> _What the task requires_: Scan the material below and count each line with the string "JSON". Reply with the count alone.
***
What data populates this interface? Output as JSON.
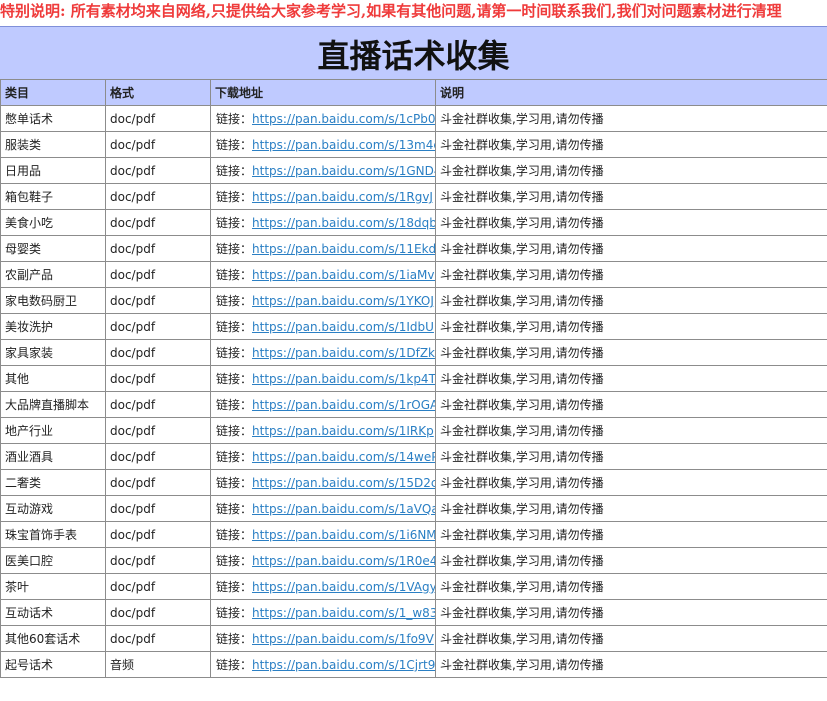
{
  "notice": "特别说明: 所有素材均来自网络,只提供给大家参考学习,如果有其他问题,请第一时间联系我们,我们对问题素材进行清理",
  "title": "直播话术收集",
  "columns": [
    "类目",
    "格式",
    "下载地址",
    "说明"
  ],
  "link_label": "链接：",
  "rows": [
    {
      "category": "憋单话术",
      "format": "doc/pdf",
      "url": "https://pan.baidu.com/s/1cPb0",
      "note": "斗金社群收集,学习用,请勿传播"
    },
    {
      "category": "服装类",
      "format": "doc/pdf",
      "url": "https://pan.baidu.com/s/13m4c",
      "note": "斗金社群收集,学习用,请勿传播"
    },
    {
      "category": "日用品",
      "format": "doc/pdf",
      "url": "https://pan.baidu.com/s/1GND4",
      "note": "斗金社群收集,学习用,请勿传播"
    },
    {
      "category": "箱包鞋子",
      "format": "doc/pdf",
      "url": "https://pan.baidu.com/s/1RgvJ",
      "note": "斗金社群收集,学习用,请勿传播"
    },
    {
      "category": "美食小吃",
      "format": "doc/pdf",
      "url": "https://pan.baidu.com/s/18dqb",
      "note": "斗金社群收集,学习用,请勿传播"
    },
    {
      "category": "母婴类",
      "format": "doc/pdf",
      "url": "https://pan.baidu.com/s/11Ekd",
      "note": "斗金社群收集,学习用,请勿传播"
    },
    {
      "category": "农副产品",
      "format": "doc/pdf",
      "url": "https://pan.baidu.com/s/1iaMvi",
      "note": "斗金社群收集,学习用,请勿传播"
    },
    {
      "category": "家电数码厨卫",
      "format": "doc/pdf",
      "url": "https://pan.baidu.com/s/1YKOJ",
      "note": "斗金社群收集,学习用,请勿传播"
    },
    {
      "category": "美妆洗护",
      "format": "doc/pdf",
      "url": "https://pan.baidu.com/s/1IdbU",
      "note": "斗金社群收集,学习用,请勿传播"
    },
    {
      "category": "家具家装",
      "format": "doc/pdf",
      "url": "https://pan.baidu.com/s/1DfZk",
      "note": "斗金社群收集,学习用,请勿传播"
    },
    {
      "category": "其他",
      "format": "doc/pdf",
      "url": "https://pan.baidu.com/s/1kp4T",
      "note": "斗金社群收集,学习用,请勿传播"
    },
    {
      "category": "大品牌直播脚本",
      "format": "doc/pdf",
      "url": "https://pan.baidu.com/s/1rOGA",
      "note": "斗金社群收集,学习用,请勿传播"
    },
    {
      "category": "地产行业",
      "format": "doc/pdf",
      "url": "https://pan.baidu.com/s/1IRKp",
      "note": "斗金社群收集,学习用,请勿传播"
    },
    {
      "category": "酒业酒具",
      "format": "doc/pdf",
      "url": "https://pan.baidu.com/s/14weP",
      "note": "斗金社群收集,学习用,请勿传播"
    },
    {
      "category": "二奢类",
      "format": "doc/pdf",
      "url": "https://pan.baidu.com/s/15D2c",
      "note": "斗金社群收集,学习用,请勿传播"
    },
    {
      "category": "互动游戏",
      "format": "doc/pdf",
      "url": "https://pan.baidu.com/s/1aVQa",
      "note": "斗金社群收集,学习用,请勿传播"
    },
    {
      "category": "珠宝首饰手表",
      "format": "doc/pdf",
      "url": "https://pan.baidu.com/s/1i6NM",
      "note": "斗金社群收集,学习用,请勿传播"
    },
    {
      "category": "医美口腔",
      "format": "doc/pdf",
      "url": "https://pan.baidu.com/s/1R0e4",
      "note": "斗金社群收集,学习用,请勿传播"
    },
    {
      "category": "茶叶",
      "format": "doc/pdf",
      "url": "https://pan.baidu.com/s/1VAgy",
      "note": "斗金社群收集,学习用,请勿传播"
    },
    {
      "category": "互动话术",
      "format": "doc/pdf",
      "url": "https://pan.baidu.com/s/1_w83",
      "note": "斗金社群收集,学习用,请勿传播"
    },
    {
      "category": "其他60套话术",
      "format": "doc/pdf",
      "url": "https://pan.baidu.com/s/1fo9V",
      "note": "斗金社群收集,学习用,请勿传播"
    },
    {
      "category": "起号话术",
      "format": "音频",
      "url": "https://pan.baidu.com/s/1Cjrt9",
      "note": "斗金社群收集,学习用,请勿传播"
    }
  ]
}
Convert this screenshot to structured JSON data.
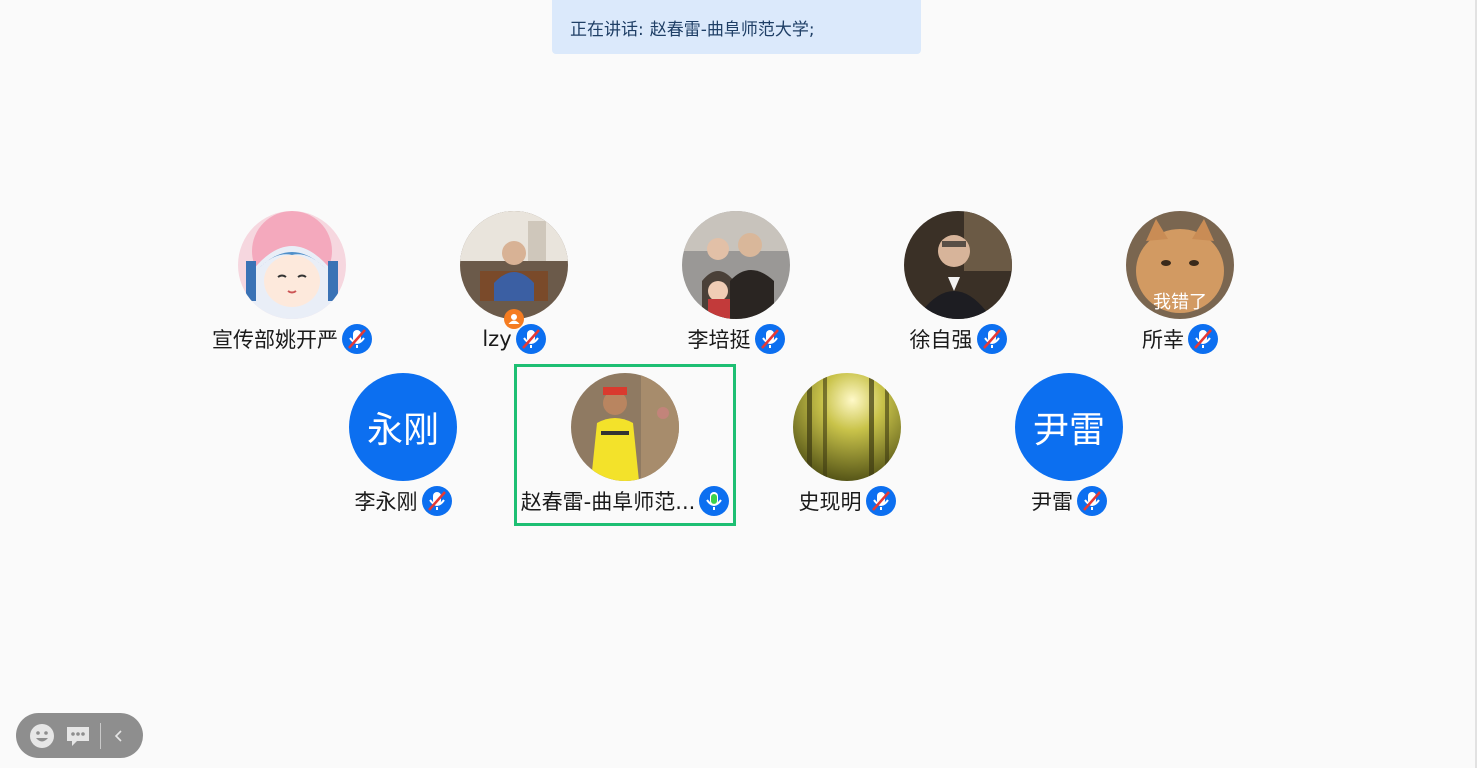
{
  "banner": {
    "label": "正在讲话:",
    "speakers": "赵春雷-曲阜师范大学;"
  },
  "colors": {
    "accent": "#0c6ff0",
    "speaking_border": "#1dbf73",
    "banner_bg": "#dbe9fb",
    "mic_speaking": "#3ad14b"
  },
  "participants": [
    {
      "name": "宣传部姚开严",
      "avatar_type": "anime-illustration",
      "mic": "muted"
    },
    {
      "name": "lzy",
      "avatar_type": "photo",
      "mic": "muted",
      "badge": "host-icon"
    },
    {
      "name": "李培挺",
      "avatar_type": "photo",
      "mic": "muted"
    },
    {
      "name": "徐自强",
      "avatar_type": "photo",
      "mic": "muted"
    },
    {
      "name": "所幸",
      "avatar_type": "photo",
      "avatar_caption": "我错了",
      "mic": "muted"
    },
    {
      "name": "李永刚",
      "avatar_type": "text",
      "avatar_text": "永刚",
      "mic": "muted"
    },
    {
      "name": "赵春雷-曲阜师范...",
      "avatar_type": "photo",
      "mic": "speaking",
      "active_speaker": true
    },
    {
      "name": "史现明",
      "avatar_type": "forest-image",
      "mic": "muted"
    },
    {
      "name": "尹雷",
      "avatar_type": "text",
      "avatar_text": "尹雷",
      "mic": "muted"
    }
  ],
  "toolbar": {
    "icons": [
      "emoji-icon",
      "chat-icon",
      "collapse-chevron-icon"
    ]
  }
}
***
> _Finished task_: 2